EXERCISE DATA: Begin

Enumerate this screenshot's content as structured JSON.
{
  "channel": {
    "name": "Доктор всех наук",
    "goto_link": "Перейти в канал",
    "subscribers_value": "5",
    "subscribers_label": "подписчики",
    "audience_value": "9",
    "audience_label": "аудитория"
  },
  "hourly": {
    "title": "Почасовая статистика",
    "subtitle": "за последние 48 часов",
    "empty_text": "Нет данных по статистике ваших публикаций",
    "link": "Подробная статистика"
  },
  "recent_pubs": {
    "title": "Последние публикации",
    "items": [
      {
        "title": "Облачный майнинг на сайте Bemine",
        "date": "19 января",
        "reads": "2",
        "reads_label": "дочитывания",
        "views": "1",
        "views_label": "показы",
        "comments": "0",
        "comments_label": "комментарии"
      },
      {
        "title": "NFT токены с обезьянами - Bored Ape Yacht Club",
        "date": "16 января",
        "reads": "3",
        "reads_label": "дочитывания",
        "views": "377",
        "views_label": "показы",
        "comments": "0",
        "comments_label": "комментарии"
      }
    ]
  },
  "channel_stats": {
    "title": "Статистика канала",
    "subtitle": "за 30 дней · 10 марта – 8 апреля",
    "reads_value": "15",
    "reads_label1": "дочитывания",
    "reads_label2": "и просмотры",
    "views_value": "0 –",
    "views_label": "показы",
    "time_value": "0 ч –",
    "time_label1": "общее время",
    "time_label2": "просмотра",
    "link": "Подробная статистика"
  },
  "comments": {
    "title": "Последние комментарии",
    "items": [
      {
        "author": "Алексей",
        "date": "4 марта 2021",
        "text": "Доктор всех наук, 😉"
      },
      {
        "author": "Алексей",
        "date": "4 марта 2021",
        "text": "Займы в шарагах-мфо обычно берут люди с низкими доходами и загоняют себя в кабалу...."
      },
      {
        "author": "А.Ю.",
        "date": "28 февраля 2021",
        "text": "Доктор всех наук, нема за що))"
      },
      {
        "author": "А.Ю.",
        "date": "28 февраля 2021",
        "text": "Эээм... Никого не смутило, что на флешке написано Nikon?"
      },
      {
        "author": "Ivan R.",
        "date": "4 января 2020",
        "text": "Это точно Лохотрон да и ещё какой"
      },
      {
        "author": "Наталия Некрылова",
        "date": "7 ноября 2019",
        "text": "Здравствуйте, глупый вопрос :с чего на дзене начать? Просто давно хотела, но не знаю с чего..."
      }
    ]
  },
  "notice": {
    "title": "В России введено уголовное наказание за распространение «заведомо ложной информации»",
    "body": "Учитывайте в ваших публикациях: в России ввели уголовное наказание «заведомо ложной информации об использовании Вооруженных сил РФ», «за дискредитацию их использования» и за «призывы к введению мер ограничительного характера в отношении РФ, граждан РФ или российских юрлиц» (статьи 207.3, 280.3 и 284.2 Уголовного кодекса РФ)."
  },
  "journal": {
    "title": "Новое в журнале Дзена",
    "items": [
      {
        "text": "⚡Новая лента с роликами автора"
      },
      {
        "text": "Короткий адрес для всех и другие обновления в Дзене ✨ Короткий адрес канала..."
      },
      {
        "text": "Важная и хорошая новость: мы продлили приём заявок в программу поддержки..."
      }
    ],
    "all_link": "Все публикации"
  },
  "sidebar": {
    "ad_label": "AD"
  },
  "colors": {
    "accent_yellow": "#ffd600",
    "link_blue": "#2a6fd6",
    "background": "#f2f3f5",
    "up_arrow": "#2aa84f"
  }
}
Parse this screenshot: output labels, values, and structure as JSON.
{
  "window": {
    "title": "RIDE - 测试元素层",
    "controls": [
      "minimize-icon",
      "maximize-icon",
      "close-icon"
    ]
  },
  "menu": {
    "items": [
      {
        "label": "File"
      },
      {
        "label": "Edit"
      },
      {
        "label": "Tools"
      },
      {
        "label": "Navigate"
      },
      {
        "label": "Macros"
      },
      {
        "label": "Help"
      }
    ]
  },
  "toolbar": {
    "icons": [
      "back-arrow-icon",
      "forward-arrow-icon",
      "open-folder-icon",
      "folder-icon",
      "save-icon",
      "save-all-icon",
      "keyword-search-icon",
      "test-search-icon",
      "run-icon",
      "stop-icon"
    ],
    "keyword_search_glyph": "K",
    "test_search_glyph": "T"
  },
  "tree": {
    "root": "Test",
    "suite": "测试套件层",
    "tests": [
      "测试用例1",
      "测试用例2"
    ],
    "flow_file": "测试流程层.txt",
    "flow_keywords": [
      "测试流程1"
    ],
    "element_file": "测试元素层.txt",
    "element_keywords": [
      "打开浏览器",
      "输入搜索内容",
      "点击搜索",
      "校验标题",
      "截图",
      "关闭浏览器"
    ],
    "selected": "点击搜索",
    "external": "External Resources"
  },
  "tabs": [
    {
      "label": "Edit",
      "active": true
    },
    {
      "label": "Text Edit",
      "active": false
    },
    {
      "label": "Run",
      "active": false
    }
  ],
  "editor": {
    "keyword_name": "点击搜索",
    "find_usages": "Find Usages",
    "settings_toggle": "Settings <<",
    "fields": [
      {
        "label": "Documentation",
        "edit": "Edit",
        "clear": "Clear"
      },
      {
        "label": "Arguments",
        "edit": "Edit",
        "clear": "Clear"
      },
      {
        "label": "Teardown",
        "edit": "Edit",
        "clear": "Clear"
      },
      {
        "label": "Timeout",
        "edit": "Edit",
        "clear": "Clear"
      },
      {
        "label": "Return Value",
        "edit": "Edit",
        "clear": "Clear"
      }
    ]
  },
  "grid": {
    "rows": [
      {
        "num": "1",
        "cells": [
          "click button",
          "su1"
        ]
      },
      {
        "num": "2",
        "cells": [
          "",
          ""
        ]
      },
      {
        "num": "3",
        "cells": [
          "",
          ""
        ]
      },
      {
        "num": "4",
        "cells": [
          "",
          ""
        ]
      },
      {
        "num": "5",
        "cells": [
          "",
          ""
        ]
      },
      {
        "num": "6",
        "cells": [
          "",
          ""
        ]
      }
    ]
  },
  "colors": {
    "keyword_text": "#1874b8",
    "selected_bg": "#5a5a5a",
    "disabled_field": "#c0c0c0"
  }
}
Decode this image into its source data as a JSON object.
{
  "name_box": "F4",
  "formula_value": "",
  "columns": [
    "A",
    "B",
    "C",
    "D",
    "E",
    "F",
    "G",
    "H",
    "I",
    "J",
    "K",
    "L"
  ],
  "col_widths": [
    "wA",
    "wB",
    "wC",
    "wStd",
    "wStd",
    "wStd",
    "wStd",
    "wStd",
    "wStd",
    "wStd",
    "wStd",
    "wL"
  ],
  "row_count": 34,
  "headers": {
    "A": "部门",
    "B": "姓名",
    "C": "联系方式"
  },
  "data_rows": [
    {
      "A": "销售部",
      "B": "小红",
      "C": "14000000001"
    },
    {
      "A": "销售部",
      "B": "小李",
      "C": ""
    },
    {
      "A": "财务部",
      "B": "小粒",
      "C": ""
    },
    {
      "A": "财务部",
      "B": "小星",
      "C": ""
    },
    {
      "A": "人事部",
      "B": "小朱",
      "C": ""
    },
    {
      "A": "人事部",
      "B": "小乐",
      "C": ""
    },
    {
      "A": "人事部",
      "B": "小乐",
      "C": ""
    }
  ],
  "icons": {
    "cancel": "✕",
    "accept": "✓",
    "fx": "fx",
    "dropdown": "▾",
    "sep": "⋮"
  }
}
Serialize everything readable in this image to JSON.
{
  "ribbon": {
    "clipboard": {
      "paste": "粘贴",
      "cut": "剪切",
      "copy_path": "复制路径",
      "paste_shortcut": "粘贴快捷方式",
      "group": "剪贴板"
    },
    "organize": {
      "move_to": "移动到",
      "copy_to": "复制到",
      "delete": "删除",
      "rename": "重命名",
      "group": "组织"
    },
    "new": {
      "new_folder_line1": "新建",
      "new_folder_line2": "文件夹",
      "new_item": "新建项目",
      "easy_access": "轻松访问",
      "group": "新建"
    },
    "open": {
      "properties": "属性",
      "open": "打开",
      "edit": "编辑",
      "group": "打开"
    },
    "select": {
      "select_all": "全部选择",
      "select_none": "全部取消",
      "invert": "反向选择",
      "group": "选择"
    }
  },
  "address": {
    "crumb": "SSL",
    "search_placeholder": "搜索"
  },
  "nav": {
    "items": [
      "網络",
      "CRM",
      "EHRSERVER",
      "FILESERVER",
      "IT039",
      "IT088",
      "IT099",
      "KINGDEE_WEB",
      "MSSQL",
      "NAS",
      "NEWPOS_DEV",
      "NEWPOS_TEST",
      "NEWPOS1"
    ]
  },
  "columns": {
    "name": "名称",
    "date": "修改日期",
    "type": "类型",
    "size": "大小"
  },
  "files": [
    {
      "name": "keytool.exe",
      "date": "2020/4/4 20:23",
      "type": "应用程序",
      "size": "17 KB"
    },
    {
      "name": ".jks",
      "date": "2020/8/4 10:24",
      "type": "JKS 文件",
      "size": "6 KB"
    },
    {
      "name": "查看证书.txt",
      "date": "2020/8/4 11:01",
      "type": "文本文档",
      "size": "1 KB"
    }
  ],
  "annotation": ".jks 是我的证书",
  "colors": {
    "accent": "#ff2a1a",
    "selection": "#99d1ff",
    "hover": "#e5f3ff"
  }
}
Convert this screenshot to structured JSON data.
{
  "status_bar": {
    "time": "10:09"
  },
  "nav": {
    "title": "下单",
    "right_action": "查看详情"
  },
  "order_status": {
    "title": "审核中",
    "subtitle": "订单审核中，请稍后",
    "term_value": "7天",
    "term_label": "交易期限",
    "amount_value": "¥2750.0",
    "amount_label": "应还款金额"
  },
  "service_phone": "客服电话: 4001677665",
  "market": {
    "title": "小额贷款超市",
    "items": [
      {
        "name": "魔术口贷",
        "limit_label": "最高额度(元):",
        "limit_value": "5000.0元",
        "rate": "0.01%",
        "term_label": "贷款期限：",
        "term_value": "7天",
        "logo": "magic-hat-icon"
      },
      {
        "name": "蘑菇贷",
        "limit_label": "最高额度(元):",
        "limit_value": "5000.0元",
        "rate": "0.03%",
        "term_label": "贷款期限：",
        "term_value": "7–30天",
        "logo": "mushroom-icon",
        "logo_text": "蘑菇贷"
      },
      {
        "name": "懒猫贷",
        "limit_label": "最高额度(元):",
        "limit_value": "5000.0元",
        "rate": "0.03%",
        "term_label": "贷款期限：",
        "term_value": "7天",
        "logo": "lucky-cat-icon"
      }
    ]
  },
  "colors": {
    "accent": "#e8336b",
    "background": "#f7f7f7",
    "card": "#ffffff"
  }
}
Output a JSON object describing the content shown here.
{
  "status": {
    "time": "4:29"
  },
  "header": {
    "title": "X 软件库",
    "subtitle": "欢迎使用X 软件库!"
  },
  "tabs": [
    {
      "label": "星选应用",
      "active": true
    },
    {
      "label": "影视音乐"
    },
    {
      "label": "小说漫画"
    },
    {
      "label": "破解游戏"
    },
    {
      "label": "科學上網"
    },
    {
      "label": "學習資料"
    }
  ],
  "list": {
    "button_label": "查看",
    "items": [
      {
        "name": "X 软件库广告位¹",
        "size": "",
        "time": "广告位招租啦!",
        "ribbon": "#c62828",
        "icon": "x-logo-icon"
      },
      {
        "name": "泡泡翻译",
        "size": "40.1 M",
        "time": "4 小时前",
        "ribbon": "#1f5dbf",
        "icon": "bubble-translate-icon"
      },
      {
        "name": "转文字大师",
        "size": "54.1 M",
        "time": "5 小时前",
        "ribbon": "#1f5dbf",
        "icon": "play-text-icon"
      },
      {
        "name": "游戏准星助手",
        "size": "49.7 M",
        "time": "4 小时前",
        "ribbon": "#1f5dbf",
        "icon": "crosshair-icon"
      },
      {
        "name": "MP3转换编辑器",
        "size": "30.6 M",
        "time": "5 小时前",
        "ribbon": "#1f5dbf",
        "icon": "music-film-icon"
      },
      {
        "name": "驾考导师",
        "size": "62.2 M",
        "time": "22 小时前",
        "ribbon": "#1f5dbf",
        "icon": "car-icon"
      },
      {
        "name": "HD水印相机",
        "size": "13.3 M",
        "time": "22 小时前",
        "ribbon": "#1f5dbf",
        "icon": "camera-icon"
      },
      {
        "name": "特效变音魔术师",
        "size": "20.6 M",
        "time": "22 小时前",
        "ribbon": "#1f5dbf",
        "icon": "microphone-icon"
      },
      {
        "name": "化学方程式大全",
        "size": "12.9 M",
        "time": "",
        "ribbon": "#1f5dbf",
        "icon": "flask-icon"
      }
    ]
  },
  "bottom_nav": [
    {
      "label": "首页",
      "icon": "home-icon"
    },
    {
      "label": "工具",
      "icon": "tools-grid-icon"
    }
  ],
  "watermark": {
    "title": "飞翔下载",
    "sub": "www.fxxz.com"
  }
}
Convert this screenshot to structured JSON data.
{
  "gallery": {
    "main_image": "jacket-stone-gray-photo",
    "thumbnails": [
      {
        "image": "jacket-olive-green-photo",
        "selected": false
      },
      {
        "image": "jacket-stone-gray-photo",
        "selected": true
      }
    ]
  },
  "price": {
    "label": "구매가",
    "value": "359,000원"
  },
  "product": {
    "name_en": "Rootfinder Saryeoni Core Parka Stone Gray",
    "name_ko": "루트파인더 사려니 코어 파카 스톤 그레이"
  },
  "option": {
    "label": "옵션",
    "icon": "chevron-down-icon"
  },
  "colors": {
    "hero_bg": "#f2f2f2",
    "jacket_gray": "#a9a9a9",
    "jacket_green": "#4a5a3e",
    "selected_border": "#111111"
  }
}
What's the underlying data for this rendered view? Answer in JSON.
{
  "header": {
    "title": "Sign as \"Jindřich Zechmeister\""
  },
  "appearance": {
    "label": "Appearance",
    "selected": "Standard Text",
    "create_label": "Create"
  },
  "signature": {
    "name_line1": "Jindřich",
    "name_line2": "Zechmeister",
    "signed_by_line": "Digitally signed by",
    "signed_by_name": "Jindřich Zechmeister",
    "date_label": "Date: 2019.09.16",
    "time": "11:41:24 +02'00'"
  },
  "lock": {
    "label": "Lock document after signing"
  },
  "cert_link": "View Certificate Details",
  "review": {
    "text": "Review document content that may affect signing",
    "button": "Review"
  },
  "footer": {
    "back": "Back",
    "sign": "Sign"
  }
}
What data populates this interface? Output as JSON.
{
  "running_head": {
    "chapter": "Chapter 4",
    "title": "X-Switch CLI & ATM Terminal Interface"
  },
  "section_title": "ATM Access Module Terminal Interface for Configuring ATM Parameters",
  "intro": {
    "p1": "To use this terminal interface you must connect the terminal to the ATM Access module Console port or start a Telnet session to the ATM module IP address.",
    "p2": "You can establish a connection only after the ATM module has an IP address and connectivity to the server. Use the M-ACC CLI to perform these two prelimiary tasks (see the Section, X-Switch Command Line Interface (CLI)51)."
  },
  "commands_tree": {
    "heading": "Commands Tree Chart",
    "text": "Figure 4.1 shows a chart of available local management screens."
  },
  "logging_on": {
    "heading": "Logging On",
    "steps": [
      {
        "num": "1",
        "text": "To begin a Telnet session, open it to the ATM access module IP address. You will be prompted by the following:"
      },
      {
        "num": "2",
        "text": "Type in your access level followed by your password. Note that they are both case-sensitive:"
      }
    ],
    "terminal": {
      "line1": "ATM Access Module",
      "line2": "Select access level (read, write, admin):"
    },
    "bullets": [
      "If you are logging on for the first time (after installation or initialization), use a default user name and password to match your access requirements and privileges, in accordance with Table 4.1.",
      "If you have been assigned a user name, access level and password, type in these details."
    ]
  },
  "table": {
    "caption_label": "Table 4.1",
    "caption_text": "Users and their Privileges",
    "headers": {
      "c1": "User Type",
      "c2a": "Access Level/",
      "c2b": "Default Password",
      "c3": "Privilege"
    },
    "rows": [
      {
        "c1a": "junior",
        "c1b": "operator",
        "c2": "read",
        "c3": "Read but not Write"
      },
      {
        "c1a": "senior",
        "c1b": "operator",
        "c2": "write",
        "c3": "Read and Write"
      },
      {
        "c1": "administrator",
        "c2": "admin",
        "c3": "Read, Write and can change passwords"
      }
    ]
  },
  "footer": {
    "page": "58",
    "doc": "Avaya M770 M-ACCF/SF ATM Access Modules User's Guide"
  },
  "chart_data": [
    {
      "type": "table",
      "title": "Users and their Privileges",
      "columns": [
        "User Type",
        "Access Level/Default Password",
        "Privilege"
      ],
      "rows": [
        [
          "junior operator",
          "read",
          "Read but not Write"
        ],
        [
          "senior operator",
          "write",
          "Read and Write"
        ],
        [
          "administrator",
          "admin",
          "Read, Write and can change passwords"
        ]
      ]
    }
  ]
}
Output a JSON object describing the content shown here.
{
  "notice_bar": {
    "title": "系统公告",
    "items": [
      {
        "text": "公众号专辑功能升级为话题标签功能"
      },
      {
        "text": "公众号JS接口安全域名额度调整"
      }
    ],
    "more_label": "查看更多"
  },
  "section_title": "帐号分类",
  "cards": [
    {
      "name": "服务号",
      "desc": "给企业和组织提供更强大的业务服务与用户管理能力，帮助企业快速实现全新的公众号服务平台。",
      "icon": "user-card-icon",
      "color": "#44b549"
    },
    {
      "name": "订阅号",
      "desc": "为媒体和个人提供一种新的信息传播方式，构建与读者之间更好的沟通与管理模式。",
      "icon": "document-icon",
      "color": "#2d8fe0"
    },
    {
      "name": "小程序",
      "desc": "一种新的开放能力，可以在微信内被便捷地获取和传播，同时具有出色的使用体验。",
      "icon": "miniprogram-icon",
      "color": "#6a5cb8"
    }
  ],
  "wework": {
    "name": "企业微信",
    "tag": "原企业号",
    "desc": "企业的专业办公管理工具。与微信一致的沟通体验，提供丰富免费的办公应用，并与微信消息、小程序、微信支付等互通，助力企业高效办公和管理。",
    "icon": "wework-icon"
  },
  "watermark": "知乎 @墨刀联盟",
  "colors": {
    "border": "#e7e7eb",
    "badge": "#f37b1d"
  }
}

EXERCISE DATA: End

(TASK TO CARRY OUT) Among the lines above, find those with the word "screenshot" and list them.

(THE COMPLETED TASK)
Enumerate this screenshot's content as structured JSON.
Parse this screenshot: output labels, values, and structure as JSON.
Convert this screenshot to structured JSON data.
Convert this screenshot to structured JSON data.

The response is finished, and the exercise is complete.